A verbatim printing of the entries that follow is needed; pictures must not appear in it.
* * * * *
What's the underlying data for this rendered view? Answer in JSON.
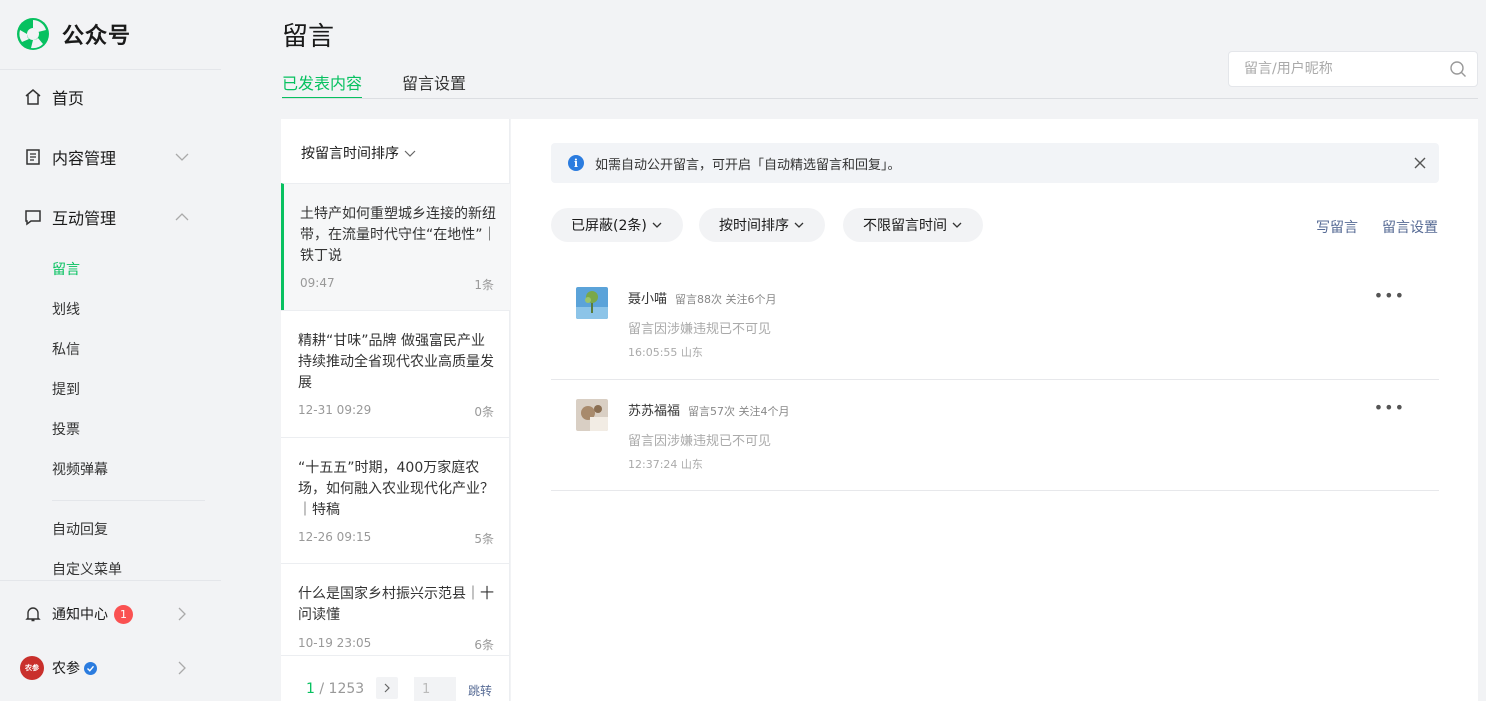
{
  "app": {
    "name": "公众号"
  },
  "sidebar": {
    "home": "首页",
    "content": "内容管理",
    "interaction": "互动管理",
    "sub": [
      "留言",
      "划线",
      "私信",
      "提到",
      "投票",
      "视频弹幕"
    ],
    "sub2": [
      "自动回复",
      "自定义菜单"
    ],
    "notifications": "通知中心",
    "notification_count": "1",
    "account": "农参",
    "account_avatar_text": "农参"
  },
  "page": {
    "title": "留言"
  },
  "tabs": [
    "已发表内容",
    "留言设置"
  ],
  "search": {
    "placeholder": "留言/用户昵称"
  },
  "article_list": {
    "sort_label": "按留言时间排序",
    "items": [
      {
        "title": "土特产如何重塑城乡连接的新纽带，在流量时代守住“在地性”｜铁丁说",
        "date": "09:47",
        "count": "1条"
      },
      {
        "title": "精耕“甘味”品牌 做强富民产业 持续推动全省现代农业高质量发展",
        "date": "12-31 09:29",
        "count": "0条"
      },
      {
        "title": "“十五五”时期，400万家庭农场，如何融入农业现代化产业？｜特稿",
        "date": "12-26 09:15",
        "count": "5条"
      },
      {
        "title": "什么是国家乡村振兴示范县｜十问读懂",
        "date": "10-19 23:05",
        "count": "6条"
      }
    ],
    "pager": {
      "current": "1",
      "separator": "/",
      "total": "1253",
      "jump_value": "1",
      "jump_label": "跳转"
    }
  },
  "notice": {
    "text": "如需自动公开留言，可开启「自动精选留言和回复」。"
  },
  "filters": [
    "已屏蔽(2条)",
    "按时间排序",
    "不限留言时间"
  ],
  "actions": {
    "write": "写留言",
    "settings": "留言设置"
  },
  "comments": [
    {
      "name": "聂小喵",
      "meta": "留言88次 关注6个月",
      "text": "留言因涉嫌违规已不可见",
      "time": "16:05:55 山东"
    },
    {
      "name": "苏苏福福",
      "meta": "留言57次 关注4个月",
      "text": "留言因涉嫌违规已不可见",
      "time": "12:37:24 山东"
    }
  ],
  "colors": {
    "accent": "#07c160",
    "link": "#576b95",
    "badge": "#fa5151",
    "info": "#2b7cdf"
  },
  "icons": [
    "logo-icon",
    "home-icon",
    "document-icon",
    "chat-icon",
    "bell-icon",
    "verified-icon",
    "search-icon",
    "info-icon",
    "close-icon",
    "more-icon"
  ]
}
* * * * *
SOLUTION:
What's the underlying data for this rendered view? Answer in JSON.
{
  "app": {
    "name": "公众号"
  },
  "sidebar": {
    "home": "首页",
    "content": "内容管理",
    "interaction": "互动管理",
    "sub": [
      "留言",
      "划线",
      "私信",
      "提到",
      "投票",
      "视频弹幕"
    ],
    "sub2": [
      "自动回复",
      "自定义菜单"
    ],
    "notifications": "通知中心",
    "notification_count": "1",
    "account": "农参",
    "account_avatar_text": "农参"
  },
  "page": {
    "title": "留言"
  },
  "tabs": [
    "已发表内容",
    "留言设置"
  ],
  "search": {
    "placeholder": "留言/用户昵称"
  },
  "article_list": {
    "sort_label": "按留言时间排序",
    "items": [
      {
        "title": "土特产如何重塑城乡连接的新纽带，在流量时代守住“在地性”｜铁丁说",
        "date": "09:47",
        "count": "1条"
      },
      {
        "title": "精耕“甘味”品牌 做强富民产业 持续推动全省现代农业高质量发展",
        "date": "12-31 09:29",
        "count": "0条"
      },
      {
        "title": "“十五五”时期，400万家庭农场，如何融入农业现代化产业？｜特稿",
        "date": "12-26 09:15",
        "count": "5条"
      },
      {
        "title": "什么是国家乡村振兴示范县｜十问读懂",
        "date": "10-19 23:05",
        "count": "6条"
      }
    ],
    "pager": {
      "current": "1",
      "separator": "/",
      "total": "1253",
      "jump_value": "1",
      "jump_label": "跳转"
    }
  },
  "notice": {
    "text": "如需自动公开留言，可开启「自动精选留言和回复」。"
  },
  "filters": [
    "已屏蔽(2条)",
    "按时间排序",
    "不限留言时间"
  ],
  "actions": {
    "write": "写留言",
    "settings": "留言设置"
  },
  "comments": [
    {
      "name": "聂小喵",
      "meta": "留言88次 关注6个月",
      "text": "留言因涉嫌违规已不可见",
      "time": "16:05:55 山东"
    },
    {
      "name": "苏苏福福",
      "meta": "留言57次 关注4个月",
      "text": "留言因涉嫌违规已不可见",
      "time": "12:37:24 山东"
    }
  ],
  "colors": {
    "accent": "#07c160",
    "link": "#576b95",
    "badge": "#fa5151",
    "info": "#2b7cdf"
  },
  "icons": [
    "logo-icon",
    "home-icon",
    "document-icon",
    "chat-icon",
    "bell-icon",
    "verified-icon",
    "search-icon",
    "info-icon",
    "close-icon",
    "more-icon"
  ]
}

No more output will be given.